### PROBLEM DESCRIPTION
Which lines in the records below include the word "label"? Report each of them in full.

### Records drawn from a dataset
Start of Block

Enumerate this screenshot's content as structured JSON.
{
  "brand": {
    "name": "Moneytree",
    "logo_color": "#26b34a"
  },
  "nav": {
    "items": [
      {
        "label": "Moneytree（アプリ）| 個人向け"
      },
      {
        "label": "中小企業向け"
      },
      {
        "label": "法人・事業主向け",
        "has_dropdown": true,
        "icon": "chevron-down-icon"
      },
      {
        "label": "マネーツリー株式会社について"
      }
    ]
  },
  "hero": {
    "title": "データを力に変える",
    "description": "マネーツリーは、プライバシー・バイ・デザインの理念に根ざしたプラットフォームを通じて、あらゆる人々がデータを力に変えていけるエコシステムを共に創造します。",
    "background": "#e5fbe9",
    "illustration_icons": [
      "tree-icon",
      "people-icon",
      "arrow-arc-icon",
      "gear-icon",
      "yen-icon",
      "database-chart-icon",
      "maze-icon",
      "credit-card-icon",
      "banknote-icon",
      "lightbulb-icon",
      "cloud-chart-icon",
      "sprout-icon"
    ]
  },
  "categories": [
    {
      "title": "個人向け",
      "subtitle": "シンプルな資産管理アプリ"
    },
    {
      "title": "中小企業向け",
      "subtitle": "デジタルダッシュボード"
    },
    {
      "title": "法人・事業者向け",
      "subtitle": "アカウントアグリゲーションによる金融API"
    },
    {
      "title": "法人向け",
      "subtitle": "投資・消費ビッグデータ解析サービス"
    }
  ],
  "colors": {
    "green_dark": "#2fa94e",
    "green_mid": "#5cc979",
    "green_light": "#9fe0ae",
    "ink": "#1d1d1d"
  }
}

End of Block

### WRITTEN ANSWER
        "label": "Moneytree（アプリ）| 個人向け"
        "label": "中小企業向け"
        "label": "法人・事業主向け",
        "label": "マネーツリー株式会社について"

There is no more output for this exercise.